Obesity may be responsible for a staggering 18 percent of deaths among both white and black Americans aged 40 to 85, according to a new study by researchers at Columbia University’s School of Public Health. If the new findings are accurate, the disease may actually kill triple the number of people estimated by previous studies.
The study authors say that existing research has undershot obesity-related mortality by neglecting to factor in generational changes. Since American obesity rates have been on the rise over the past three decades (although they have experienced a slowdown in recent years) and often forms during childhood, the disease can have a long-term snowball effect that the researchers say have gone unappreciated.
“A 5-year-old growing up today is living in an environment where obesity is much more the norm than was the case for a 5-year-old a generation or two ago,” wrote study co-author Bruce Link in a statement. “Drink sizes are bigger, clothes are bigger and greater numbers of a child’s peers are obese. And once someone is obese, it is very difficult to undo. So, it stands to reason that we won’t see the worst of the epidemic until the current generation of children grows old.”
Researchers cited the example of white men between the ages of 65 and 70 to make their point. This demographic has been succumbing to obesity-related conditions like heart attack and stroke in increasing numbers. Lead study author Ryan Masters worries that the epidemic could get even worse in the future because of the high number of Americans growing up with childhood obesity.
Critics questioned whether the researchers’ methodology was more sound than current ways of calculating obesity-related deaths. Part of the problem is that the Centers for Disease Control (CDC), which tracks these trends for the U.S. government, doesn’t use “obesity” as an official disease that can be attributable as a cause of death. The CDC only considers the diseases caused by obesity, like heart attacks and strokes.
Masters and his fellow researchers used self-reported BMI data and compared them against death certificates to come up with their figures. But some say that method ignores non-obesity factors that can cause the same types of fatal conditions as obesity. “They didn’t account for smoking other risk factors like alcohol consumption,” said Kenneth Thorpe, a former Health and Human Services department official and health policy expert at Emory University, in an interview with the Associated Press. “The study doesn’t account for health insurance status, and we know that contributes to mortality rates.”

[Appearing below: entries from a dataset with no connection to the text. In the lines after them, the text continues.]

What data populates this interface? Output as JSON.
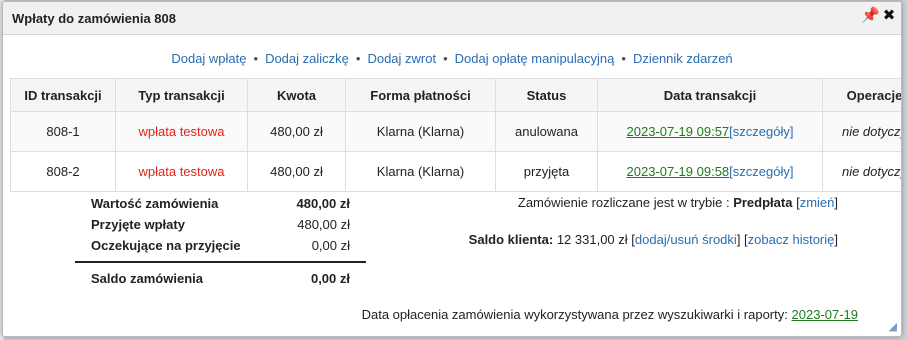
{
  "dialog": {
    "title": "Wpłaty do zamówienia 808"
  },
  "actions": [
    "Dodaj wpłatę",
    "Dodaj zaliczkę",
    "Dodaj zwrot",
    "Dodaj opłatę manipulacyjną",
    "Dziennik zdarzeń"
  ],
  "table": {
    "headers": [
      "ID transakcji",
      "Typ transakcji",
      "Kwota",
      "Forma płatności",
      "Status",
      "Data transakcji",
      "Operacje"
    ],
    "rows": [
      {
        "id": "808-1",
        "type": "wpłata testowa",
        "amount": "480,00 zł",
        "method": "Klarna (Klarna)",
        "status": "anulowana",
        "date": "2023-07-19 09:57",
        "details": "[szczegóły]",
        "ops": "nie dotyczy"
      },
      {
        "id": "808-2",
        "type": "wpłata testowa",
        "amount": "480,00 zł",
        "method": "Klarna (Klarna)",
        "status": "przyjęta",
        "date": "2023-07-19 09:58",
        "details": "[szczegóły]",
        "ops": "nie dotyczy"
      }
    ]
  },
  "summary": {
    "order_value_label": "Wartość zamówienia",
    "order_value": "480,00 zł",
    "accepted_label": "Przyjęte wpłaty",
    "accepted": "480,00 zł",
    "pending_label": "Oczekujące na przyjęcie",
    "pending": "0,00 zł",
    "balance_label": "Saldo zamówienia",
    "balance": "0,00 zł"
  },
  "settlement": {
    "text": "Zamówienie rozliczane jest w trybie : ",
    "mode": "Predpłata",
    "change": "zmień"
  },
  "client_balance": {
    "label": "Saldo klienta:",
    "value": "12 331,00 zł",
    "add_remove": "dodaj/usuń środki",
    "history": "zobacz historię"
  },
  "footer": {
    "text": "Data opłacenia zamówienia wykorzystywana przez wyszukiwarki i raporty:",
    "date": "2023-07-19"
  }
}
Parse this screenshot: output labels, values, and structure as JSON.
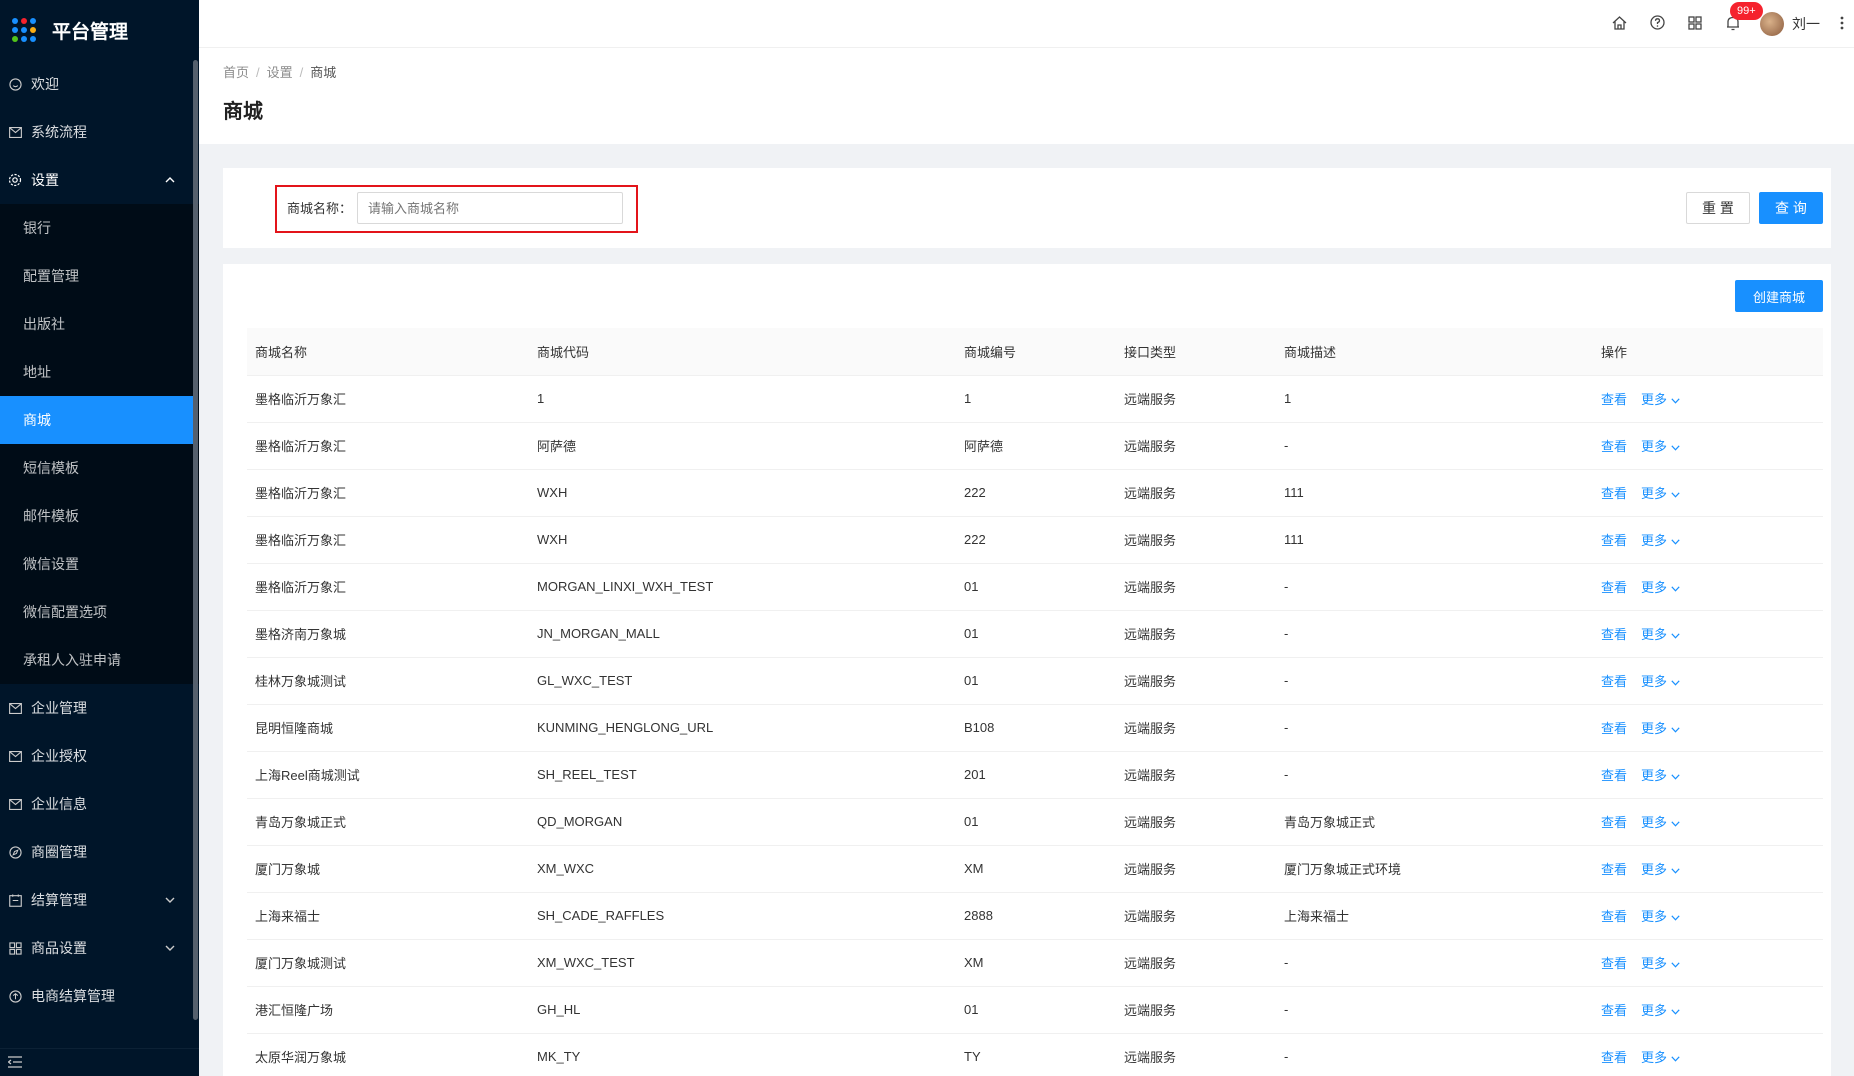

Regardless of what the true number is, one thing is clear: obesity presents a clear public health threat that also comprises between 10 and 15 percent of all private and public insurance costs. In recent months, the CDC has found positive indications that American adults’ obesity rate is undergoing a slowdown. The agency also found a significant drop in childhood obesity for the first time in its history earlier in August.